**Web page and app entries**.
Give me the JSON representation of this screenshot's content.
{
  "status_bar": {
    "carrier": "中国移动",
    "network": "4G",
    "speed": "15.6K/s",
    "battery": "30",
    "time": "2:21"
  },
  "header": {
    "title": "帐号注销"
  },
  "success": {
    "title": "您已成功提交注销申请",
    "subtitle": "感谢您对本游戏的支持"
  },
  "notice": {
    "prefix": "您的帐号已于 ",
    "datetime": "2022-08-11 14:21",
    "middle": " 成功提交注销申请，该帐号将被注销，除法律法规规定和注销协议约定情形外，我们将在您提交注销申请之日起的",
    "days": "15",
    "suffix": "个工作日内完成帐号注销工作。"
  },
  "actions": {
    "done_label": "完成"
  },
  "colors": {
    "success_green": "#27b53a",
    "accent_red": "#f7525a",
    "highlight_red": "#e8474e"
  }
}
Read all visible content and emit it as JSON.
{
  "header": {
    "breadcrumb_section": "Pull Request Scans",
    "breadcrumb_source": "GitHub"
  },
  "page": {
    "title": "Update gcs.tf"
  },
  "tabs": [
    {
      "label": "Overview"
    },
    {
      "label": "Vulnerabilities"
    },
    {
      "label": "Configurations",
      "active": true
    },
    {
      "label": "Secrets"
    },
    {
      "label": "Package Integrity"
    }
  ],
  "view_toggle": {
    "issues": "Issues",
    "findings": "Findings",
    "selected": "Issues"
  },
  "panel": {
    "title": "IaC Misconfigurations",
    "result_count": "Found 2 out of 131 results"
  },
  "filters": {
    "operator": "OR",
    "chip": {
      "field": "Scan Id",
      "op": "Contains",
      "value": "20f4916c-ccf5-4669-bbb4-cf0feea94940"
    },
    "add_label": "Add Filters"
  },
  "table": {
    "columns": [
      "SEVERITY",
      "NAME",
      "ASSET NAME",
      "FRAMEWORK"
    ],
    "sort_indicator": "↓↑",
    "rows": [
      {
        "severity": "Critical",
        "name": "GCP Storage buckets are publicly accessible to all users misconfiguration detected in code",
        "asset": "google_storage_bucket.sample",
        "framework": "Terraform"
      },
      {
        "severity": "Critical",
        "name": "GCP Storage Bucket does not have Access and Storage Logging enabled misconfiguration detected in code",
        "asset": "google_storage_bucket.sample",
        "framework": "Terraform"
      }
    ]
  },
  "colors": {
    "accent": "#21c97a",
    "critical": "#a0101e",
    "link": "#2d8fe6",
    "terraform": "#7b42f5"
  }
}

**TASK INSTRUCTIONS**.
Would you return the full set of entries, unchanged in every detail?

**RESULT FOR THIS EXERCISE**.
Give me the JSON representation of this screenshot's content.
{
  "status_bar": {
    "carrier": "中国移动",
    "network": "4G",
    "speed": "15.6K/s",
    "battery": "30",
    "time": "2:21"
  },
  "header": {
    "title": "帐号注销"
  },
  "success": {
    "title": "您已成功提交注销申请",
    "subtitle": "感谢您对本游戏的支持"
  },
  "notice": {
    "prefix": "您的帐号已于 ",
    "datetime": "2022-08-11 14:21",
    "middle": " 成功提交注销申请，该帐号将被注销，除法律法规规定和注销协议约定情形外，我们将在您提交注销申请之日起的",
    "days": "15",
    "suffix": "个工作日内完成帐号注销工作。"
  },
  "actions": {
    "done_label": "完成"
  },
  "colors": {
    "success_green": "#27b53a",
    "accent_red": "#f7525a",
    "highlight_red": "#e8474e"
  }
}
Read all visible content and emit it as JSON.
{
  "header": {
    "breadcrumb_section": "Pull Request Scans",
    "breadcrumb_source": "GitHub"
  },
  "page": {
    "title": "Update gcs.tf"
  },
  "tabs": [
    {
      "label": "Overview"
    },
    {
      "label": "Vulnerabilities"
    },
    {
      "label": "Configurations",
      "active": true
    },
    {
      "label": "Secrets"
    },
    {
      "label": "Package Integrity"
    }
  ],
  "view_toggle": {
    "issues": "Issues",
    "findings": "Findings",
    "selected": "Issues"
  },
  "panel": {
    "title": "IaC Misconfigurations",
    "result_count": "Found 2 out of 131 results"
  },
  "filters": {
    "operator": "OR",
    "chip": {
      "field": "Scan Id",
      "op": "Contains",
      "value": "20f4916c-ccf5-4669-bbb4-cf0feea94940"
    },
    "add_label": "Add Filters"
  },
  "table": {
    "columns": [
      "SEVERITY",
      "NAME",
      "ASSET NAME",
      "FRAMEWORK"
    ],
    "sort_indicator": "↓↑",
    "rows": [
      {
        "severity": "Critical",
        "name": "GCP Storage buckets are publicly accessible to all users misconfiguration detected in code",
        "asset": "google_storage_bucket.sample",
        "framework": "Terraform"
      },
      {
        "severity": "Critical",
        "name": "GCP Storage Bucket does not have Access and Storage Logging enabled misconfiguration detected in code",
        "asset": "google_storage_bucket.sample",
        "framework": "Terraform"
      }
    ]
  },
  "colors": {
    "accent": "#21c97a",
    "critical": "#a0101e",
    "link": "#2d8fe6",
    "terraform": "#7b42f5"
  }
}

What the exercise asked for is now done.